**Your assignment:**
Lift out all lines below that contain "JSON".

Records for the exercise: Begin

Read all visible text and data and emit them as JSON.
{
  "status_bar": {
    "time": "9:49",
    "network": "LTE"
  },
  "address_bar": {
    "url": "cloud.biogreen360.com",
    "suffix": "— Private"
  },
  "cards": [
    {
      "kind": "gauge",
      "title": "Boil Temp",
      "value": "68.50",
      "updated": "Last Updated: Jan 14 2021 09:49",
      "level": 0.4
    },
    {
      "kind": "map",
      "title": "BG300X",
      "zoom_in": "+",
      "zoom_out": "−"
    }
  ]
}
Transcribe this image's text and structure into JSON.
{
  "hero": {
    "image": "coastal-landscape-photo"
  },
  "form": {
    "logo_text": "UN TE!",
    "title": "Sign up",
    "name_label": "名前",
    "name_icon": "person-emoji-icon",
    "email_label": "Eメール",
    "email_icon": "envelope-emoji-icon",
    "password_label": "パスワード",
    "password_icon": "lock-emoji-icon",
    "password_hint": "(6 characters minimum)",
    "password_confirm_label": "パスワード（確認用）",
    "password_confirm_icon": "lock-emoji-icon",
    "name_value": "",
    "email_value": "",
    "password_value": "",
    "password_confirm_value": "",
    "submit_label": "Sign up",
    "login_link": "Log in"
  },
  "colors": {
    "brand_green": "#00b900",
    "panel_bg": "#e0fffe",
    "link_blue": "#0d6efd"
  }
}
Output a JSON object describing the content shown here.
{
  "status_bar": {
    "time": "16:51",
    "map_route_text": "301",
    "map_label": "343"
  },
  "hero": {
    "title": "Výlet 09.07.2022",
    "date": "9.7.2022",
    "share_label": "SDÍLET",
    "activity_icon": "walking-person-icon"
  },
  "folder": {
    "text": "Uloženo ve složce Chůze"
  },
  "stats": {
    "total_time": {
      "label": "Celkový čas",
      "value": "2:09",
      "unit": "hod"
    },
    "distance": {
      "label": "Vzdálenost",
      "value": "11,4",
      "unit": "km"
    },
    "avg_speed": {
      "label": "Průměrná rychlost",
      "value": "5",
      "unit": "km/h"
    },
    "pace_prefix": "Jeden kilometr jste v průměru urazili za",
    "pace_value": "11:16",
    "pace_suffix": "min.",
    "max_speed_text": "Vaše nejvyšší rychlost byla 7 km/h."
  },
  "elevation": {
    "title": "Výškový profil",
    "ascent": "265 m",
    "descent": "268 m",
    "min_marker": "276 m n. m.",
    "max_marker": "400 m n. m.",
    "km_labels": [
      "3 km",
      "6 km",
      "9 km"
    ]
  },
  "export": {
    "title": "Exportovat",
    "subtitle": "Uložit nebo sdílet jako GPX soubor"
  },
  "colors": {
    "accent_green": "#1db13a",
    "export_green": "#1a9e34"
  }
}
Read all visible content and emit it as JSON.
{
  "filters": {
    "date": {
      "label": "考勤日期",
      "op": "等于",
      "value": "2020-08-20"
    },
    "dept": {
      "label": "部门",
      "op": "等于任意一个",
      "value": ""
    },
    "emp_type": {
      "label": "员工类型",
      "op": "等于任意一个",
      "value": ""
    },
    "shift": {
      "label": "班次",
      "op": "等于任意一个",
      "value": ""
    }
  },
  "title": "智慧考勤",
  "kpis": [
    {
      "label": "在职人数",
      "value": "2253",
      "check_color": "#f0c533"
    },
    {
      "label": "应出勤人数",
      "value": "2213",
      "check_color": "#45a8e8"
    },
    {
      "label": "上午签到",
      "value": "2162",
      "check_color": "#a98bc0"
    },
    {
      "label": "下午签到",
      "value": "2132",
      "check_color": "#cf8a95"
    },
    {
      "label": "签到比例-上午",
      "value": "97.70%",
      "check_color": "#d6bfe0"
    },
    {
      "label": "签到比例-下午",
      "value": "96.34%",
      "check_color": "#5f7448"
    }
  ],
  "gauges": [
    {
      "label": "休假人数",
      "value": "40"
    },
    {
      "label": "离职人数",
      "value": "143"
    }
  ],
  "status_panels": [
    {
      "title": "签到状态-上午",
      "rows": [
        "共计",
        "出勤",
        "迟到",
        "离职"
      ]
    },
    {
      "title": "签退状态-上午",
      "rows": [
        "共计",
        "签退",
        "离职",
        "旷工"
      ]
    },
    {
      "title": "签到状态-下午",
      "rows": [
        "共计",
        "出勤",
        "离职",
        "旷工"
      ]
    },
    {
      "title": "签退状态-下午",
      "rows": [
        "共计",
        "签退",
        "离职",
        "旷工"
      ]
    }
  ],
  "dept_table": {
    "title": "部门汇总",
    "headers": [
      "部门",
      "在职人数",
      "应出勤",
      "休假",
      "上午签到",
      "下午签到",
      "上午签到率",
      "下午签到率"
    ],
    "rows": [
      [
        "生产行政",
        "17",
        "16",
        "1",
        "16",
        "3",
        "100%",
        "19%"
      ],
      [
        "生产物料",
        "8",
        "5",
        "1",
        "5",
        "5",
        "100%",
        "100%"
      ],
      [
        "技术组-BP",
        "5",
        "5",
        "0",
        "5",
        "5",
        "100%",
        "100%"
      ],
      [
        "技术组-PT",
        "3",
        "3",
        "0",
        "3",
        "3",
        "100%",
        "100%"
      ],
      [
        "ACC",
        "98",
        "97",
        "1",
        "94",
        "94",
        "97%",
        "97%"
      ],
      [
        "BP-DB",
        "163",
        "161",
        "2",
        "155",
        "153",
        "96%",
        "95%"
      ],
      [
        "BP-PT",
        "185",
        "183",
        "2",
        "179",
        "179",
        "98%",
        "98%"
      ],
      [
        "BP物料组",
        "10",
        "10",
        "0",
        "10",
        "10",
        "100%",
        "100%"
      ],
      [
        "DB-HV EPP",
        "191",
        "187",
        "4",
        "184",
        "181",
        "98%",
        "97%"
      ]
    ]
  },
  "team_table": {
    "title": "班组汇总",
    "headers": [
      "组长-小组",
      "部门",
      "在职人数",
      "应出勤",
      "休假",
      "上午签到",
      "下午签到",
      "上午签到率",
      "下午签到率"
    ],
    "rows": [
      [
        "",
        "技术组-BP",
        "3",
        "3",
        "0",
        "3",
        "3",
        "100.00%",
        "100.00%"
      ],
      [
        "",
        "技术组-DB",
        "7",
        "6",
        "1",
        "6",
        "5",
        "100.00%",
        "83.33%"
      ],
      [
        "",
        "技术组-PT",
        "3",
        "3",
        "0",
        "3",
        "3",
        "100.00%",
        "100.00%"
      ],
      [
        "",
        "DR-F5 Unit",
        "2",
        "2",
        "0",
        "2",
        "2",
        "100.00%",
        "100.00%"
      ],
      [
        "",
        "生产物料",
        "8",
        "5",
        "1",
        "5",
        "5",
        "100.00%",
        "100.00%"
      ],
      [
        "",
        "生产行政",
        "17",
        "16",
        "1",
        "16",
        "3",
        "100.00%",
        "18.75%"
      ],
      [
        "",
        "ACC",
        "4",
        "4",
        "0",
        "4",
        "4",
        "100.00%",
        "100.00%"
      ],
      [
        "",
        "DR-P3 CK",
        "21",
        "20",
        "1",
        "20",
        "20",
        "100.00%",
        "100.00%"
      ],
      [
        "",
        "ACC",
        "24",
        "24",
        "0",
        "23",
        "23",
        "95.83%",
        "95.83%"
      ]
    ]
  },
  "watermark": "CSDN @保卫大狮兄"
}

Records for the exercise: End

**Task result:**
Read all visible text and data and emit them as JSON.
Transcribe this image's text and structure into JSON.
Output a JSON object describing the content shown here.
Read all visible content and emit it as JSON.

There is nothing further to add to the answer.